# TASK REQUIREMENTS:
Your answer must be a word-for-word copy of the listing, with all pictures excluded.

# DATA TO EXAMINE:
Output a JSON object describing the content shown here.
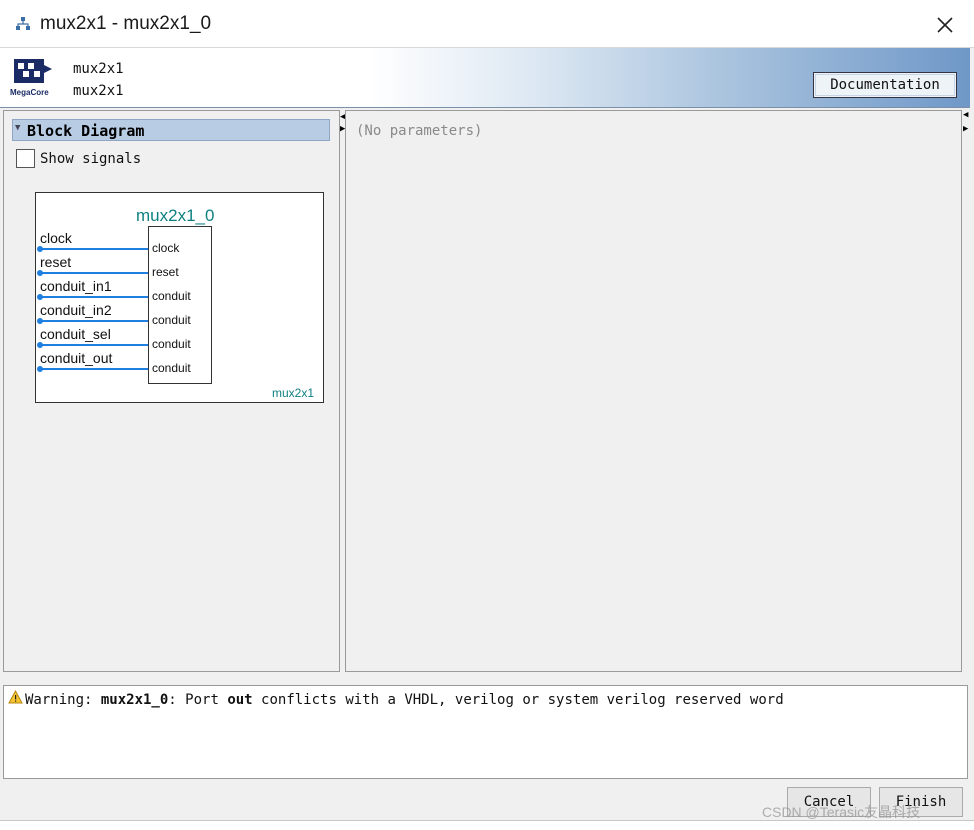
{
  "window": {
    "title": "mux2x1 - mux2x1_0",
    "icon": "tree-icon",
    "close_icon": "close-icon"
  },
  "header": {
    "logo": "megacore-logo",
    "logo_text": "MegaCore",
    "line1": "mux2x1",
    "line2": "mux2x1",
    "documentation_label": "Documentation"
  },
  "left_pane": {
    "section_title": "Block Diagram",
    "show_signals_label": "Show signals",
    "show_signals_checked": false,
    "diagram": {
      "instance_name": "mux2x1_0",
      "component_type": "mux2x1",
      "signals": [
        {
          "name": "clock",
          "port": "clock"
        },
        {
          "name": "reset",
          "port": "reset"
        },
        {
          "name": "conduit_in1",
          "port": "conduit"
        },
        {
          "name": "conduit_in2",
          "port": "conduit"
        },
        {
          "name": "conduit_sel",
          "port": "conduit"
        },
        {
          "name": "conduit_out",
          "port": "conduit"
        }
      ]
    }
  },
  "right_pane": {
    "placeholder": "(No parameters)"
  },
  "messages": {
    "warning": {
      "icon": "warning-icon",
      "prefix": "Warning: ",
      "instance": "mux2x1_0",
      "mid1": ": Port ",
      "port": "out",
      "rest": " conflicts with a VHDL, verilog or system verilog reserved word"
    }
  },
  "footer": {
    "cancel_label": "Cancel",
    "finish_label": "Finish",
    "watermark": "CSDN @Terasic友晶科技"
  },
  "colors": {
    "accent_blue": "#1f7fe0",
    "teal": "#0f8080",
    "section_header": "#b8cce4"
  }
}
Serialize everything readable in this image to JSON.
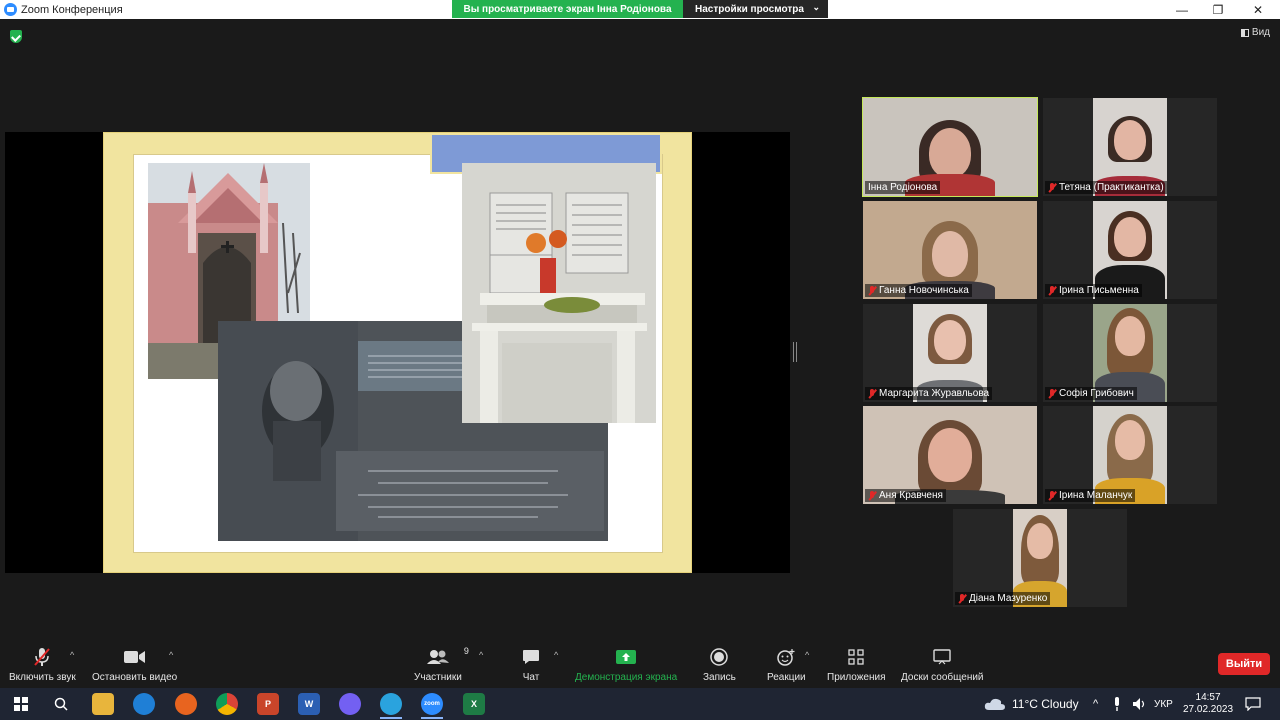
{
  "window": {
    "title": "Zoom Конференция"
  },
  "share_banner": {
    "info": "Вы просматриваете экран Інна Родіонова",
    "settings": "Настройки просмотра"
  },
  "view_button": {
    "label": "Вид"
  },
  "participants": [
    {
      "name": "Інна Родіонова",
      "muted": false,
      "active": true
    },
    {
      "name": "Тетяна (Практикантка)",
      "muted": true
    },
    {
      "name": "Ганна Новочинська",
      "muted": true
    },
    {
      "name": "Ірина Письменна",
      "muted": true
    },
    {
      "name": "Маргарита Журавльова",
      "muted": true
    },
    {
      "name": "Софія Грибович",
      "muted": true
    },
    {
      "name": "Аня Кравченя",
      "muted": true
    },
    {
      "name": "Ірина Маланчук",
      "muted": true
    },
    {
      "name": "Діана Мазуренко",
      "muted": true
    }
  ],
  "toolbar": {
    "unmute": "Включить звук",
    "stop_video": "Остановить видео",
    "participants": "Участники",
    "participants_count": "9",
    "chat": "Чат",
    "share_screen": "Демонстрация экрана",
    "record": "Запись",
    "reactions": "Реакции",
    "apps": "Приложения",
    "whiteboards": "Доски сообщений",
    "leave": "Выйти"
  },
  "taskbar": {
    "weather": "11°C Cloudy",
    "language": "УКР",
    "time": "14:57",
    "date": "27.02.2023",
    "word_letter": "W",
    "excel_letter": "X",
    "ppt_letter": "P",
    "zoom_label": "zoom"
  },
  "colors": {
    "accent_green": "#24b24f",
    "leave_red": "#e02828",
    "active_border": "#c5e85a"
  }
}
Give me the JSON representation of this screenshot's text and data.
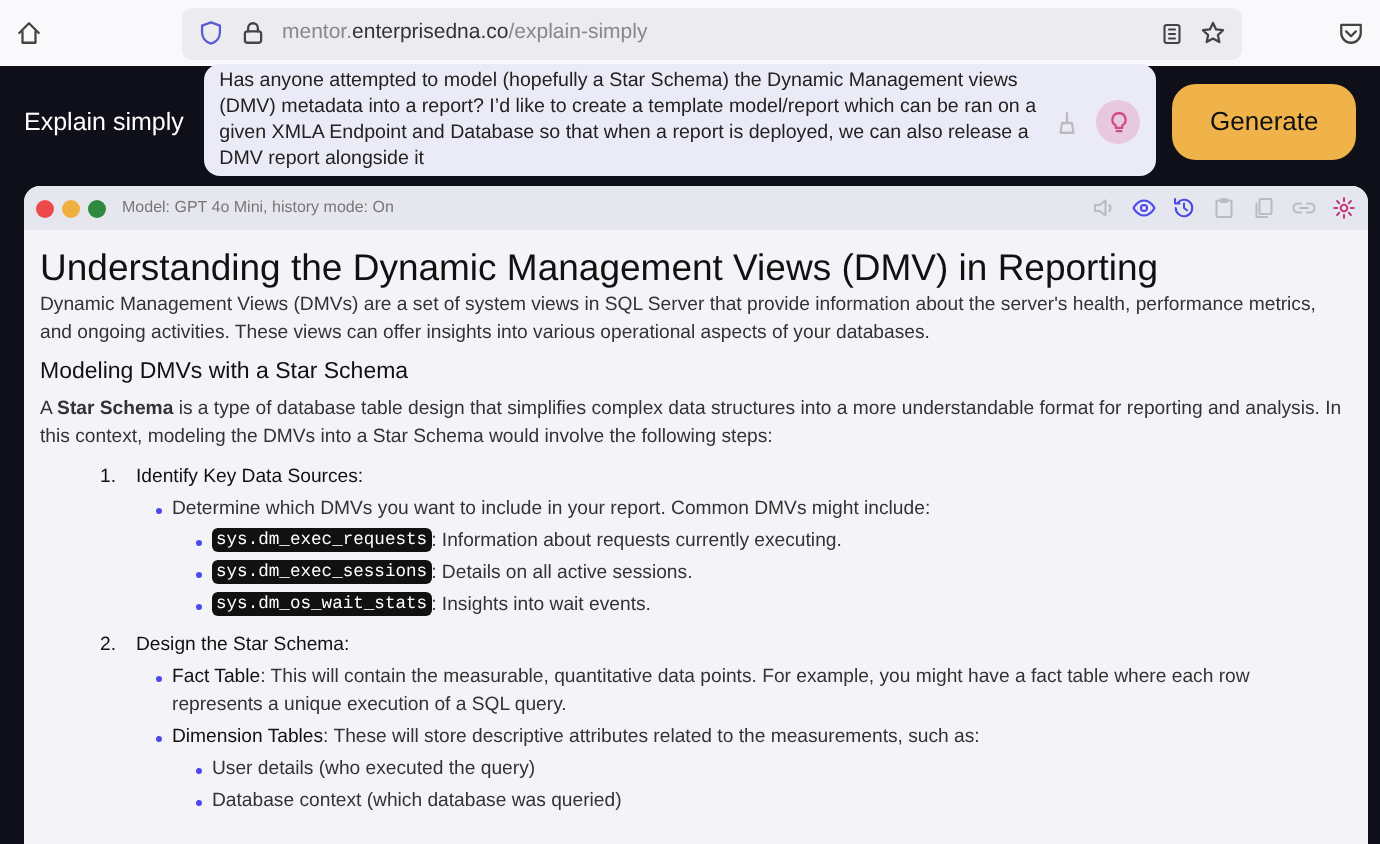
{
  "browser": {
    "url": "mentor.**enterprisedna.co**/explain-simply"
  },
  "app": {
    "label": "Explain simply",
    "query": "Has anyone attempted to model (hopefully a Star Schema) the Dynamic Management views (DMV) metadata into a report? I’d like to create a template model/report which can be ran on a given XMLA Endpoint and Database so that when a report is deployed, we can also release a DMV report alongside it",
    "generate_button": "Generate"
  },
  "result": {
    "status": "Model: GPT 4o Mini, history mode: On",
    "toolbar": [
      {
        "kind": "speaker",
        "active": false
      },
      {
        "kind": "eye",
        "active": true
      },
      {
        "kind": "history",
        "active": true
      },
      {
        "kind": "clipboard",
        "active": false
      },
      {
        "kind": "copy",
        "active": false
      },
      {
        "kind": "link",
        "active": false
      },
      {
        "kind": "gear",
        "active": true
      }
    ],
    "heading": "Understanding the Dynamic Management Views (DMV) in Reporting",
    "intro": "Dynamic Management Views (DMVs) are a set of system views in SQL Server that provide information about the server's health, performance metrics, and ongoing activities. These views can offer insights into various operational aspects of your databases.",
    "subheading": "Modeling DMVs with a Star Schema",
    "paragraph": "A **Star Schema** is a type of database table design that simplifies complex data structures into a more understandable format for reporting and analysis. In this context, modeling the DMVs into a Star Schema would involve the following steps:",
    "steps": [
      {
        "number": "1.",
        "title": "Identify Key Data Sources:",
        "items": [
          {
            "text": "Determine which DMVs you want to include in your report. Common DMVs might include:",
            "children": [
              {
                "code": "sys.dm_exec_requests",
                "text": ": Information about requests currently executing."
              },
              {
                "code": "sys.dm_exec_sessions",
                "text": ": Details on all active sessions."
              },
              {
                "code": "sys.dm_os_wait_stats",
                "text": ": Insights into wait events."
              }
            ]
          }
        ]
      },
      {
        "number": "2.",
        "title": "Design the Star Schema:",
        "items": [
          {
            "text": "**Fact Table**: This will contain the measurable, quantitative data points. For example, you might have a fact table where each row represents a unique execution of a SQL query."
          },
          {
            "text": "**Dimension Tables**: These will store descriptive attributes related to the measurements, such as:",
            "children": [
              {
                "text": "User details (who executed the query)"
              },
              {
                "text": "Database context (which database was queried)"
              }
            ]
          }
        ]
      }
    ]
  }
}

# ANSWER SECTION:
Output a JSON object describing the content shown here.
{
  "window": {
    "title": "mux2x1 - mux2x1_0",
    "icon": "tree-icon",
    "close_icon": "close-icon"
  },
  "header": {
    "logo": "megacore-logo",
    "logo_text": "MegaCore",
    "line1": "mux2x1",
    "line2": "mux2x1",
    "documentation_label": "Documentation"
  },
  "left_pane": {
    "section_title": "Block Diagram",
    "show_signals_label": "Show signals",
    "show_signals_checked": false,
    "diagram": {
      "instance_name": "mux2x1_0",
      "component_type": "mux2x1",
      "signals": [
        {
          "name": "clock",
          "port": "clock"
        },
        {
          "name": "reset",
          "port": "reset"
        },
        {
          "name": "conduit_in1",
          "port": "conduit"
        },
        {
          "name": "conduit_in2",
          "port": "conduit"
        },
        {
          "name": "conduit_sel",
          "port": "conduit"
        },
        {
          "name": "conduit_out",
          "port": "conduit"
        }
      ]
    }
  },
  "right_pane": {
    "placeholder": "(No parameters)"
  },
  "messages": {
    "warning": {
      "icon": "warning-icon",
      "prefix": "Warning: ",
      "instance": "mux2x1_0",
      "mid1": ": Port ",
      "port": "out",
      "rest": " conflicts with a VHDL, verilog or system verilog reserved word"
    }
  },
  "footer": {
    "cancel_label": "Cancel",
    "finish_label": "Finish",
    "watermark": "CSDN @Terasic友晶科技"
  },
  "colors": {
    "accent_blue": "#1f7fe0",
    "teal": "#0f8080",
    "section_header": "#b8cce4"
  }
}
Serialize everything readable in this image to JSON.
{
  "window": {
    "title": "Zoom Конференция"
  },
  "share_banner": {
    "info": "Вы просматриваете экран Інна Родіонова",
    "settings": "Настройки просмотра"
  },
  "view_button": {
    "label": "Вид"
  },
  "participants": [
    {
      "name": "Інна Родіонова",
      "muted": false,
      "active": true
    },
    {
      "name": "Тетяна (Практикантка)",
      "muted": true
    },
    {
      "name": "Ганна Новочинська",
      "muted": true
    },
    {
      "name": "Ірина Письменна",
      "muted": true
    },
    {
      "name": "Маргарита Журавльова",
      "muted": true
    },
    {
      "name": "Софія Грибович",
      "muted": true
    },
    {
      "name": "Аня Кравченя",
      "muted": true
    },
    {
      "name": "Ірина Маланчук",
      "muted": true
    },
    {
      "name": "Діана Мазуренко",
      "muted": true
    }
  ],
  "toolbar": {
    "unmute": "Включить звук",
    "stop_video": "Остановить видео",
    "participants": "Участники",
    "participants_count": "9",
    "chat": "Чат",
    "share_screen": "Демонстрация экрана",
    "record": "Запись",
    "reactions": "Реакции",
    "apps": "Приложения",
    "whiteboards": "Доски сообщений",
    "leave": "Выйти"
  },
  "taskbar": {
    "weather": "11°C Cloudy",
    "language": "УКР",
    "time": "14:57",
    "date": "27.02.2023",
    "word_letter": "W",
    "excel_letter": "X",
    "ppt_letter": "P",
    "zoom_label": "zoom"
  },
  "colors": {
    "accent_green": "#24b24f",
    "leave_red": "#e02828",
    "active_border": "#c5e85a"
  }
}
Give me the JSON representation of this screenshot's text and data.
{
  "browser": {
    "url": "mentor.**enterprisedna.co**/explain-simply"
  },
  "app": {
    "label": "Explain simply",
    "query": "Has anyone attempted to model (hopefully a Star Schema) the Dynamic Management views (DMV) metadata into a report? I’d like to create a template model/report which can be ran on a given XMLA Endpoint and Database so that when a report is deployed, we can also release a DMV report alongside it",
    "generate_button": "Generate"
  },
  "result": {
    "status": "Model: GPT 4o Mini, history mode: On",
    "toolbar": [
      {
        "kind": "speaker",
        "active": false
      },
      {
        "kind": "eye",
        "active": true
      },
      {
        "kind": "history",
        "active": true
      },
      {
        "kind": "clipboard",
        "active": false
      },
      {
        "kind": "copy",
        "active": false
      },
      {
        "kind": "link",
        "active": false
      },
      {
        "kind": "gear",
        "active": true
      }
    ],
    "heading": "Understanding the Dynamic Management Views (DMV) in Reporting",
    "intro": "Dynamic Management Views (DMVs) are a set of system views in SQL Server that provide information about the server's health, performance metrics, and ongoing activities. These views can offer insights into various operational aspects of your databases.",
    "subheading": "Modeling DMVs with a Star Schema",
    "paragraph": "A **Star Schema** is a type of database table design that simplifies complex data structures into a more understandable format for reporting and analysis. In this context, modeling the DMVs into a Star Schema would involve the following steps:",
    "steps": [
      {
        "number": "1.",
        "title": "Identify Key Data Sources:",
        "items": [
          {
            "text": "Determine which DMVs you want to include in your report. Common DMVs might include:",
            "children": [
              {
                "code": "sys.dm_exec_requests",
                "text": ": Information about requests currently executing."
              },
              {
                "code": "sys.dm_exec_sessions",
                "text": ": Details on all active sessions."
              },
              {
                "code": "sys.dm_os_wait_stats",
                "text": ": Insights into wait events."
              }
            ]
          }
        ]
      },
      {
        "number": "2.",
        "title": "Design the Star Schema:",
        "items": [
          {
            "text": "**Fact Table**: This will contain the measurable, quantitative data points. For example, you might have a fact table where each row represents a unique execution of a SQL query."
          },
          {
            "text": "**Dimension Tables**: These will store descriptive attributes related to the measurements, such as:",
            "children": [
              {
                "text": "User details (who executed the query)"
              },
              {
                "text": "Database context (which database was queried)"
              }
            ]
          }
        ]
      }
    ]
  }
}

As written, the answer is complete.